Why does the most important book of the Torah, the book of Exodus that details our people’s liberation from Egypt and tells the story that we recount at our Passover Seders begin with the most ordinary list of names?
“These are the names of the sons of Israel who came to Egypt with Jacob, each coming with his household: Reuben, Simeon, Levi, and Judah; Issachar, Zebulun, and Benjamin; Dan and Naphtali, Gad and Asher. The total number of persons that were of Jacob’s issue came to seventy, Joseph being already in Egypt.” (Exodus 1) Certainly a more dramatic introduction could have been written.
Then again remarkable stories sometimes begin with the most mundane and seemingly ordinary opening lines. “Call me Ishmael.” is among the most famous of such opening lines. It begins the epic story of Herman Melville’s Moby Dick. The Torah however is more than a literary masterpiece. Each word, every sentence, suggests a lesson. Every nuance points to a teaching.
And so we learn that every story must begin by honoring those who came before us. The Talmud for example expends great effort discussing which rabbi authored an opinion. Before even beginning a debate the Talmud’s discussion frequently digresses to questions about authorship. “Did not Rabbi Michael Moskowitz say in the name of Rabbi Steven Moskowitz? Others say it was Rabbi Susie Moskowitz in the name of Rabbi Michael Moskowitz.”
Before we can march forward we must remember and honor those who came before us. Naming those who preceded us begins our story; it solidifies the lesson. We give honor to our predecessors. The secret to redemption, which is the theme of the Book of Exodus, turns on remembrance. Zachor, the command to remember, is a core Jewish belief. Forgetfulness on the other hand leads to ruin.
The story continues. “A new king arose over Egypt who did not know Joseph.” Pharaoh erases history.
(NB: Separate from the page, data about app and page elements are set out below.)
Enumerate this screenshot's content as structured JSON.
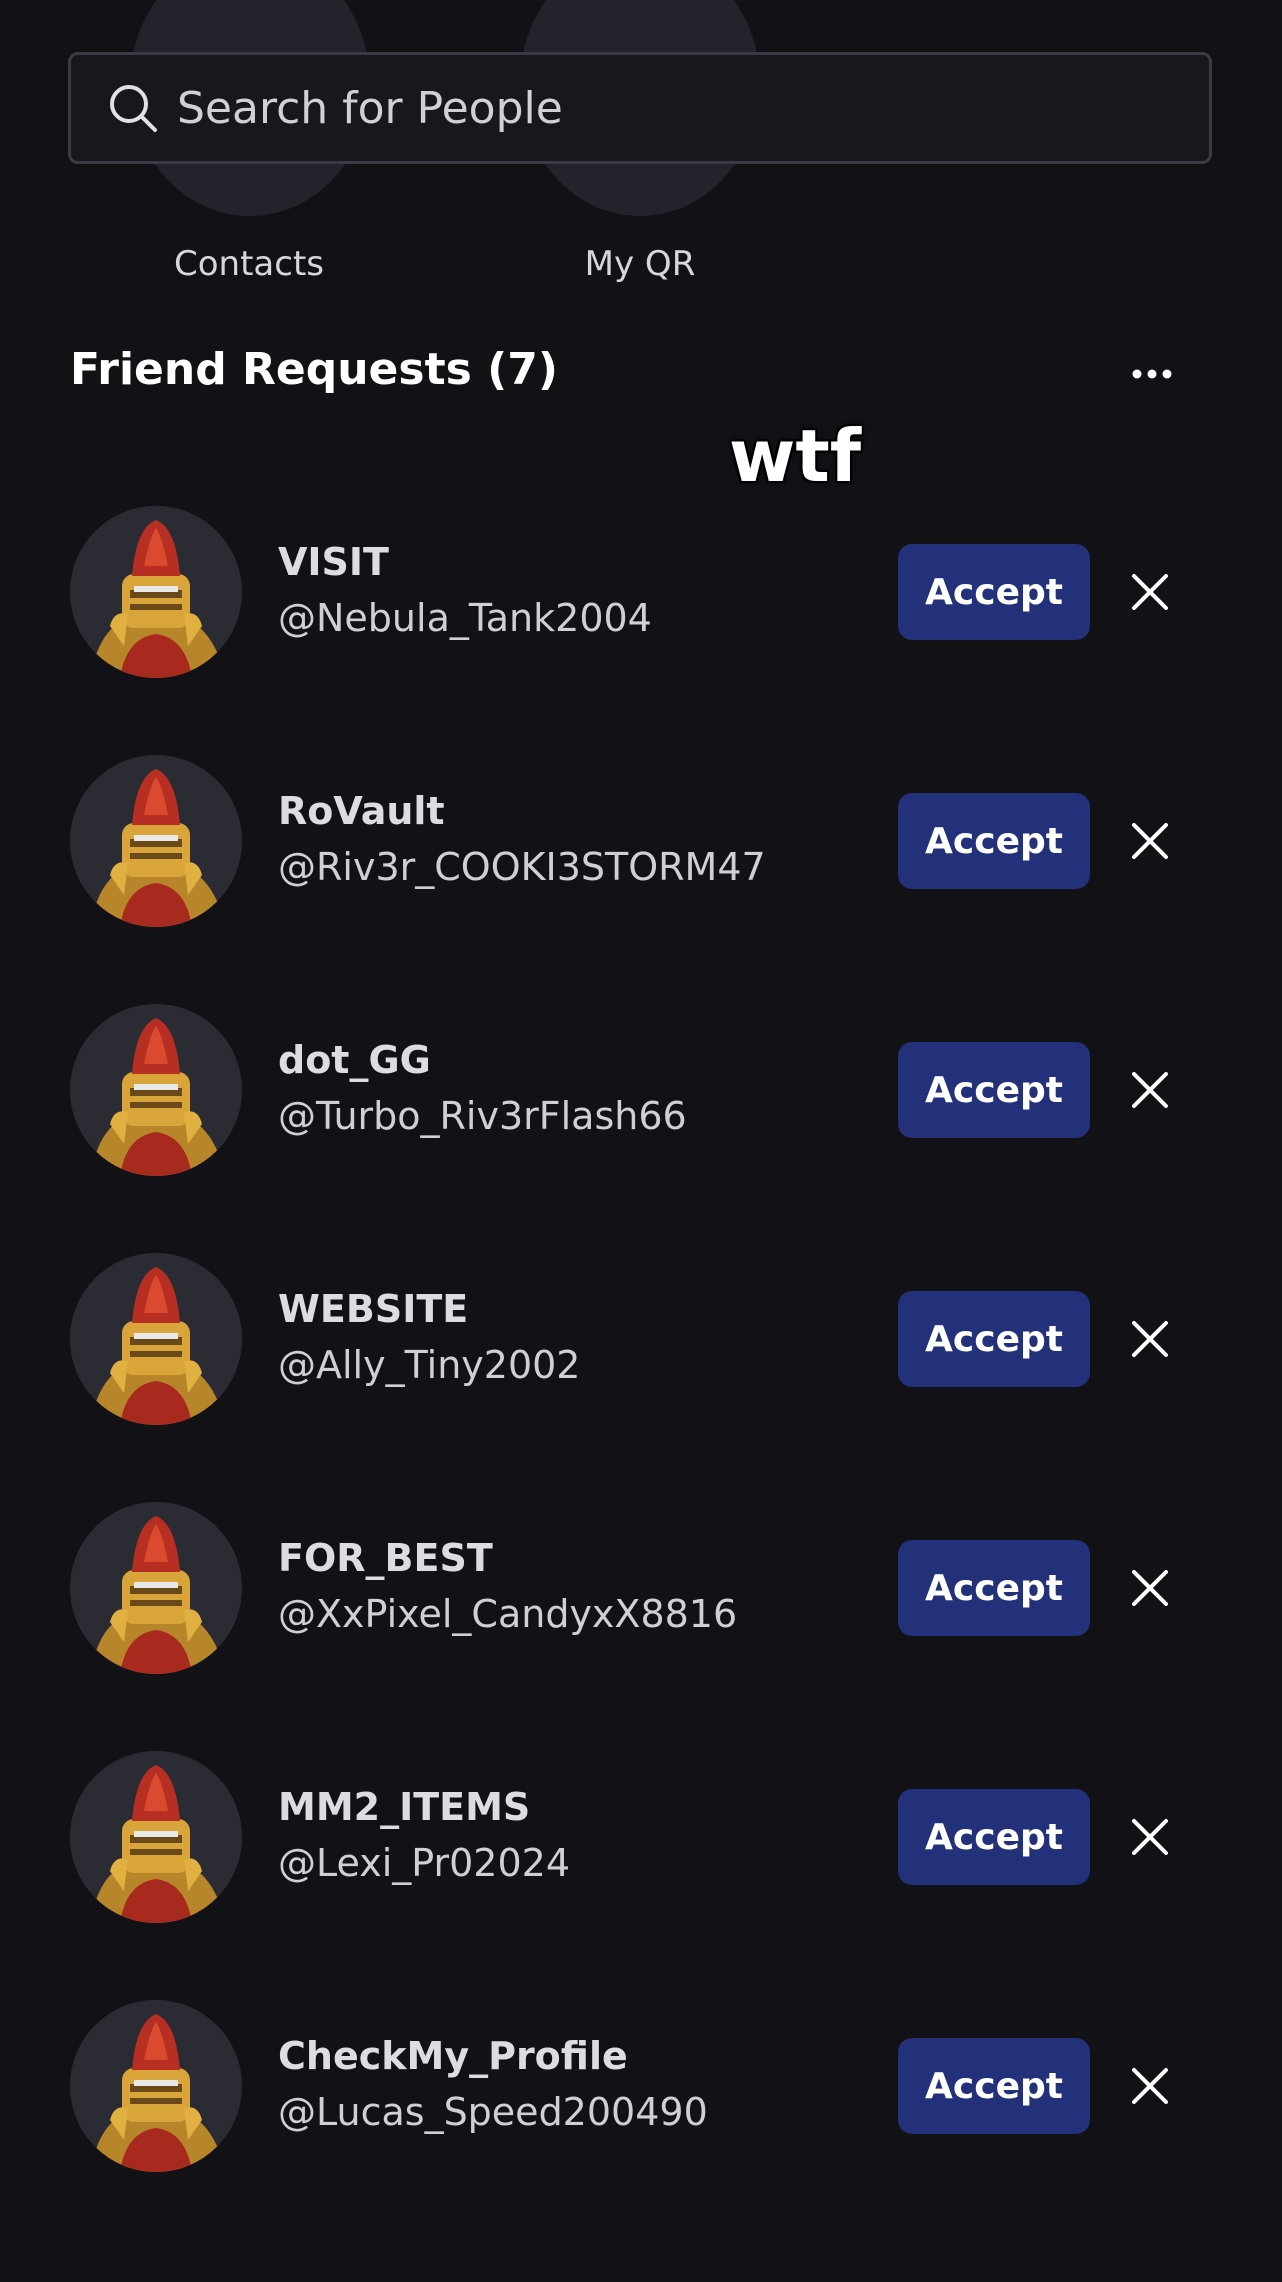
{
  "search": {
    "placeholder": "Search for People"
  },
  "quick_actions": [
    {
      "label": "Contacts"
    },
    {
      "label": "My QR"
    }
  ],
  "friend_requests": {
    "title": "Friend Requests (7)",
    "accept_label": "Accept",
    "items": [
      {
        "display_name": "VISIT",
        "username": "@Nebula_Tank2004"
      },
      {
        "display_name": "RoVault",
        "username": "@Riv3r_COOKI3STORM47"
      },
      {
        "display_name": "dot_GG",
        "username": "@Turbo_Riv3rFlash66"
      },
      {
        "display_name": "WEBSITE",
        "username": "@Ally_Tiny2002"
      },
      {
        "display_name": "FOR_BEST",
        "username": "@XxPixel_CandyxX8816"
      },
      {
        "display_name": "MM2_ITEMS",
        "username": "@Lexi_Pr02024"
      },
      {
        "display_name": "CheckMy_Profile",
        "username": "@Lucas_Speed200490"
      }
    ]
  },
  "overlay": {
    "caption": "wtf"
  },
  "colors": {
    "background": "#111116",
    "accept_button": "#22317a",
    "search_border": "#3a3b44"
  }
}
He forgets Joseph and the good he performed for Egypt. Pharaoh’s forgetfulness leads to our suffering.
Our salvation begins with remembrance. “God heard the Israelites’ moaning, and God remembered His covenant with Abraham and Isaac and Jacob.” (Exodus 2) God remembers the promise made in prior generations, the pledge made to our forefathers. Pharaoh forgets. We suffer. God remembers. God names Abraham, Isaac and Jacob. And we are redeemed.
The names become intertwined. The story unfolds.
The Exodus story hinges on the names we recount. In Hebrew the Book is called Shemot—Names. We name the children of Israel. And so begins the story of our redemption.
Our most important story, the story of our freedom from Egypt, begins with the recounting of names. We in turn begin the telling of our own history by naming our parents and grandparents. We recall our ancestors. Only by naming those who came before us can we find redemption and write a better future.
A prayer. We are saddened that once again we have witnessed another barbaric terrorist attack. Terrorism continues to strike at Western values. We mourn the murders of twelve people at the French magazine, Charlie Hedbo. We mourn the cartoonists, writers, editors and police officers. We pray for healing for those injured in the attack. We pray: may terrorism fail in its intent to strike fear in our hearts. May we instead find the strength to renew our faith in the values we hold dear: democracy, pluralism and freedom of the press.